Going through the entries below, copy out each line that contains "favicon".

Page and application data records
##############################

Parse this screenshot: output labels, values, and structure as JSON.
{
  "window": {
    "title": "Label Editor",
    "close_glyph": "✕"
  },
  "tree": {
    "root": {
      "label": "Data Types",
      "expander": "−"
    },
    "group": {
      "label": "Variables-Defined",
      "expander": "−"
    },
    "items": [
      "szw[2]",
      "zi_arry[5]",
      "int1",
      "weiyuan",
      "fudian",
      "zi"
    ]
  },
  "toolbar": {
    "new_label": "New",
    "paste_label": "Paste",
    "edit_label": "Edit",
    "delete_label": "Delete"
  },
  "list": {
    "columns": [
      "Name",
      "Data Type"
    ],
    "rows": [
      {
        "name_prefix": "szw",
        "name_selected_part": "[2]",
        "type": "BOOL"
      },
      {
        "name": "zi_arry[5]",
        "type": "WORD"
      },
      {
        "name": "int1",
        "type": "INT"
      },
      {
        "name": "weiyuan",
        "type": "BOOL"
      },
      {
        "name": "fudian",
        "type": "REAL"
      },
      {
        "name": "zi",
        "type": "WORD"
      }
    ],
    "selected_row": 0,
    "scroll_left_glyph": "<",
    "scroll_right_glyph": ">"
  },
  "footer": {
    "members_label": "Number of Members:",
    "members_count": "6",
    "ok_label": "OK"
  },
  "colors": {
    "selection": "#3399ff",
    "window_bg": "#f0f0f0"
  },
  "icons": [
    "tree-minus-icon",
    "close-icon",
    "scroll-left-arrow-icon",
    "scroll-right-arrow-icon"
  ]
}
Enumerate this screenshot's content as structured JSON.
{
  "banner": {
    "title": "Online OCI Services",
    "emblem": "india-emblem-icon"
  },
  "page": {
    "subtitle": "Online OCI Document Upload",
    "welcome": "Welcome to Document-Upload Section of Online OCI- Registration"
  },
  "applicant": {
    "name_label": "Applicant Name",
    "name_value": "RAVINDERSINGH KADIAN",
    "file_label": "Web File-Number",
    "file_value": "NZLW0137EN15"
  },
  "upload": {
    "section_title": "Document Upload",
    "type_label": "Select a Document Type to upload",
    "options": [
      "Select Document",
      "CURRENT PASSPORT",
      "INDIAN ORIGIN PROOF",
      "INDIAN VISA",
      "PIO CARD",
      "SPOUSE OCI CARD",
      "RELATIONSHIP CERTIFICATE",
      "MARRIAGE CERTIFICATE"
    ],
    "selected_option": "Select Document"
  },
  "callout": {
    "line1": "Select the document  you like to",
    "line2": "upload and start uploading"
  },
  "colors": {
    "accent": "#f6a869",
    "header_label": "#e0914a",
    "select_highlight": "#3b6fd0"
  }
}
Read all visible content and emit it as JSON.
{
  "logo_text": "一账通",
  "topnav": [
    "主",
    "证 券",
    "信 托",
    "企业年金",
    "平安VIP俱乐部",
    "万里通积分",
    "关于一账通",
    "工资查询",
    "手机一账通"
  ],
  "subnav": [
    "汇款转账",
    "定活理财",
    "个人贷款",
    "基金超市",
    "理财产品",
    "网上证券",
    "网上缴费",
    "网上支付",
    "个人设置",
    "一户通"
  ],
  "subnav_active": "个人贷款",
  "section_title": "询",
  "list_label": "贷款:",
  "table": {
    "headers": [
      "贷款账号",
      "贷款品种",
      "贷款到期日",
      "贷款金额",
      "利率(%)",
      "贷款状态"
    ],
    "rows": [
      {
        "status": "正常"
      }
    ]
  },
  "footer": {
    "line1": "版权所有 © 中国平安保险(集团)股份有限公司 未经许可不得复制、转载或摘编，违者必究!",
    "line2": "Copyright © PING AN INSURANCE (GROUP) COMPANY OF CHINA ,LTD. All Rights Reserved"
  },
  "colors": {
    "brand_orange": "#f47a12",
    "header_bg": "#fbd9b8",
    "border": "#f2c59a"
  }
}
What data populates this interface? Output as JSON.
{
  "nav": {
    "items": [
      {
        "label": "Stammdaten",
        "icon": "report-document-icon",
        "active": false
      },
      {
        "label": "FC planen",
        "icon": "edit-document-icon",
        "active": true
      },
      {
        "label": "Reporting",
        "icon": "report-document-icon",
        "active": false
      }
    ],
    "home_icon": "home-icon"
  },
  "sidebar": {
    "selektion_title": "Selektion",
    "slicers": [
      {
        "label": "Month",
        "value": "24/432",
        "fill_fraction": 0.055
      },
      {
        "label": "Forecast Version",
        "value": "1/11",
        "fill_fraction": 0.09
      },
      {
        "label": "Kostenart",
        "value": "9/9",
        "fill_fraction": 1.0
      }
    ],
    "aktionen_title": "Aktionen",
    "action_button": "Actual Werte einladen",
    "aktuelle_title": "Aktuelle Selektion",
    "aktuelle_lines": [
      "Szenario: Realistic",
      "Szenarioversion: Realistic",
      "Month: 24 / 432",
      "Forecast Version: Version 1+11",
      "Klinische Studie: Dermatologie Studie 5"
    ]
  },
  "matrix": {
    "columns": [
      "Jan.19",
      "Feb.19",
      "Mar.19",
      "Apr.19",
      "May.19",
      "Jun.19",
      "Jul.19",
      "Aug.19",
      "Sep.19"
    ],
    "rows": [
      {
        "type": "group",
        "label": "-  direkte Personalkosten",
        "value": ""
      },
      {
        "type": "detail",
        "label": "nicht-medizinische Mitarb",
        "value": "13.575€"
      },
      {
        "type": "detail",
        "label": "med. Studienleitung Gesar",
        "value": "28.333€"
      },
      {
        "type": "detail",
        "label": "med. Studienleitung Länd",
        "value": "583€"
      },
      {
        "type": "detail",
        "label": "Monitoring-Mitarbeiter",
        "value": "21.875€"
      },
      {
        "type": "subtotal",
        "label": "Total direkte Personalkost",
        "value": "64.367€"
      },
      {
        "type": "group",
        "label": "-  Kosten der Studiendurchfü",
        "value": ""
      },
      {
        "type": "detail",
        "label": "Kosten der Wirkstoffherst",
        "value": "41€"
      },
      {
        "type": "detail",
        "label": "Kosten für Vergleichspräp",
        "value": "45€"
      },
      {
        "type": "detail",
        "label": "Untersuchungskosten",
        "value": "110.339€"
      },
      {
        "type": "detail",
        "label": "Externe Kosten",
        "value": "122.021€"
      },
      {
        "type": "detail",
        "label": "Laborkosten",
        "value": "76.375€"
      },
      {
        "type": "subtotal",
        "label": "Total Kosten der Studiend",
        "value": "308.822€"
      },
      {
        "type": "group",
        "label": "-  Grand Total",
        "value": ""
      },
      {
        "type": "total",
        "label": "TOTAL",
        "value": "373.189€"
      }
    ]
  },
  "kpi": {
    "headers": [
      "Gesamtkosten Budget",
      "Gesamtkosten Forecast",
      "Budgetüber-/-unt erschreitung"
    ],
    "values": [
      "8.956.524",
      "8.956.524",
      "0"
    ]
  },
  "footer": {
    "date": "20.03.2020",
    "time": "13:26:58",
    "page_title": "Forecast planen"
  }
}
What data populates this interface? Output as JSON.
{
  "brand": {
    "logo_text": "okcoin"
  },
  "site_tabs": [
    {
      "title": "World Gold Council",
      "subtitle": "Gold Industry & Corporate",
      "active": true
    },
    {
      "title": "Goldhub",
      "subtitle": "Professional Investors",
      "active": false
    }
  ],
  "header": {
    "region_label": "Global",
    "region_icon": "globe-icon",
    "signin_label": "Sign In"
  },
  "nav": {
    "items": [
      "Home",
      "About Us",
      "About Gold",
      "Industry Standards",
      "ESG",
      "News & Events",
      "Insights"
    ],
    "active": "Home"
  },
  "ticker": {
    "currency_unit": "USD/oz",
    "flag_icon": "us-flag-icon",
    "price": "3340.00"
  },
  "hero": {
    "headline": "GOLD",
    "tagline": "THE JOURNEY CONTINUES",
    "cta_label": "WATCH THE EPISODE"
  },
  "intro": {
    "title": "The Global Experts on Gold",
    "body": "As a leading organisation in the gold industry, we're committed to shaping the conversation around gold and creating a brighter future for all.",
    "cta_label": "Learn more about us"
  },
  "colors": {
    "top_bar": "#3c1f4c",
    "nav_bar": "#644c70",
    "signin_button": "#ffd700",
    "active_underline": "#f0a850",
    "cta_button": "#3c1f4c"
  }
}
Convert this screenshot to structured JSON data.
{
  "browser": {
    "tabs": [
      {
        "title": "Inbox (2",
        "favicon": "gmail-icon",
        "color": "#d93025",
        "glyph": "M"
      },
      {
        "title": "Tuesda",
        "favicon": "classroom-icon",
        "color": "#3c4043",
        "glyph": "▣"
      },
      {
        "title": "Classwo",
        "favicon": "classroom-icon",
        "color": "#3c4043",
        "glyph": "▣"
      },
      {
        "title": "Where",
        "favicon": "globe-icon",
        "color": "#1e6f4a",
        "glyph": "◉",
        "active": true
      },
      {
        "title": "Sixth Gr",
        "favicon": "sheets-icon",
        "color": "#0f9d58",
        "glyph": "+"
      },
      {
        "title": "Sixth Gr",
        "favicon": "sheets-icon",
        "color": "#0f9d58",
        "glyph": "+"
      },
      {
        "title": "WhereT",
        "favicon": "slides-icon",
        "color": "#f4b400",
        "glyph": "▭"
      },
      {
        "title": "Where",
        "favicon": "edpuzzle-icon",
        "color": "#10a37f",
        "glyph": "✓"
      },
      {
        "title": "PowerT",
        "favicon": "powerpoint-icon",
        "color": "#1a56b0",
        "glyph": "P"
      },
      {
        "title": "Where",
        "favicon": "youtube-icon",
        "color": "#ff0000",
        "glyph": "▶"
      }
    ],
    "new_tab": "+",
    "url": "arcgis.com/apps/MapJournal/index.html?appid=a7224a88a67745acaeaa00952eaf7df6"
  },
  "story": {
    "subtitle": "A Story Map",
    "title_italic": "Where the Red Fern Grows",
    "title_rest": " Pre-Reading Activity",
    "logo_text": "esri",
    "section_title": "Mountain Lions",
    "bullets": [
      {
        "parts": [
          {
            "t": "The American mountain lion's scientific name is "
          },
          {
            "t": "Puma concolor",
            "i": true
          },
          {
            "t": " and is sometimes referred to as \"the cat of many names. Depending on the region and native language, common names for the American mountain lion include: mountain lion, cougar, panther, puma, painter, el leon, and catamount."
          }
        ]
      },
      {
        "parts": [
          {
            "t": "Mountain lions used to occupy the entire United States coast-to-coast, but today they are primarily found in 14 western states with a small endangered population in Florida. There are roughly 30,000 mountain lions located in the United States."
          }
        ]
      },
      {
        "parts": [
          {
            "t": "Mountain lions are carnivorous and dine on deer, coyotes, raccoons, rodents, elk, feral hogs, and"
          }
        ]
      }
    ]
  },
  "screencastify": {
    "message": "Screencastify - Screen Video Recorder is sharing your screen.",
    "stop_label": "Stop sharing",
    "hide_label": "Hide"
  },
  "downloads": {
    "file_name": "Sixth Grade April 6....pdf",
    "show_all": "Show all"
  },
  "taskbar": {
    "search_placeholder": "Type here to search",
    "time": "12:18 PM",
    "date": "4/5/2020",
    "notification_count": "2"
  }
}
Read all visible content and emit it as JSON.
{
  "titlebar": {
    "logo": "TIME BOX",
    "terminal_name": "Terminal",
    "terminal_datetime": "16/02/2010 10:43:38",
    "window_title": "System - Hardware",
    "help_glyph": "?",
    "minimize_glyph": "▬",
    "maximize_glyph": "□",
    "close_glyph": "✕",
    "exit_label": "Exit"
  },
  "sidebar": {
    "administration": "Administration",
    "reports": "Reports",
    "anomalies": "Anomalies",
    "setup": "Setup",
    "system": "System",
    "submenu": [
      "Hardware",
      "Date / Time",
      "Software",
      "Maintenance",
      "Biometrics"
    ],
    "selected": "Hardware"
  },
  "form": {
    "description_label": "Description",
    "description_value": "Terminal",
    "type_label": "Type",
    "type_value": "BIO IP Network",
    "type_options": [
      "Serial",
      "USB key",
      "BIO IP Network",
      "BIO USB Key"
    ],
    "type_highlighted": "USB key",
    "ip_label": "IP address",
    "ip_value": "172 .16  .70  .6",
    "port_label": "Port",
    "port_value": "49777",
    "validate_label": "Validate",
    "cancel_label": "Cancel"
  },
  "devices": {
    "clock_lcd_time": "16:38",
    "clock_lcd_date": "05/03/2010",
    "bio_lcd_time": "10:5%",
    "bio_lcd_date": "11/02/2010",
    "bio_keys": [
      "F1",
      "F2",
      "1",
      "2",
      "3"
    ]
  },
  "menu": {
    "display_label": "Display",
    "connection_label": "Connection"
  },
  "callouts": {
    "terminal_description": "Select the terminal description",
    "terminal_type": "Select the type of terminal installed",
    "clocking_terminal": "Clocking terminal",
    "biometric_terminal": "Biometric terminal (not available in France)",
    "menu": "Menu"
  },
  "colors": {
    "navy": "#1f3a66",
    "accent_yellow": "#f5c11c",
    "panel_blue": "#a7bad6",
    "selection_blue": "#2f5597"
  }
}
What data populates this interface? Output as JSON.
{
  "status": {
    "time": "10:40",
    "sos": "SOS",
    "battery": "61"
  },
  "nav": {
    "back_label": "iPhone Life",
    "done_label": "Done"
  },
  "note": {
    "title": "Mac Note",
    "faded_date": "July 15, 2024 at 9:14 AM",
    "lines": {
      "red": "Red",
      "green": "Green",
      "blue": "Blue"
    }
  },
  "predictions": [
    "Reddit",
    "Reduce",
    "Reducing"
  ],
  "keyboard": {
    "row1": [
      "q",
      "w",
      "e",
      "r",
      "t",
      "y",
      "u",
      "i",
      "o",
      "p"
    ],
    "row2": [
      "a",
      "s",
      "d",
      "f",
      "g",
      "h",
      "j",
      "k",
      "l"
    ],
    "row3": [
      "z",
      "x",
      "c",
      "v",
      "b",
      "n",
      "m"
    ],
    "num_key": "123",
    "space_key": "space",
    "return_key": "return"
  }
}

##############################

Expected answer
        "favicon": "gmail-icon",
        "favicon": "classroom-icon",
        "favicon": "classroom-icon",
        "favicon": "globe-icon",
        "favicon": "sheets-icon",
        "favicon": "sheets-icon",
        "favicon": "slides-icon",
        "favicon": "edpuzzle-icon",
        "favicon": "powerpoint-icon",
        "favicon": "youtube-icon",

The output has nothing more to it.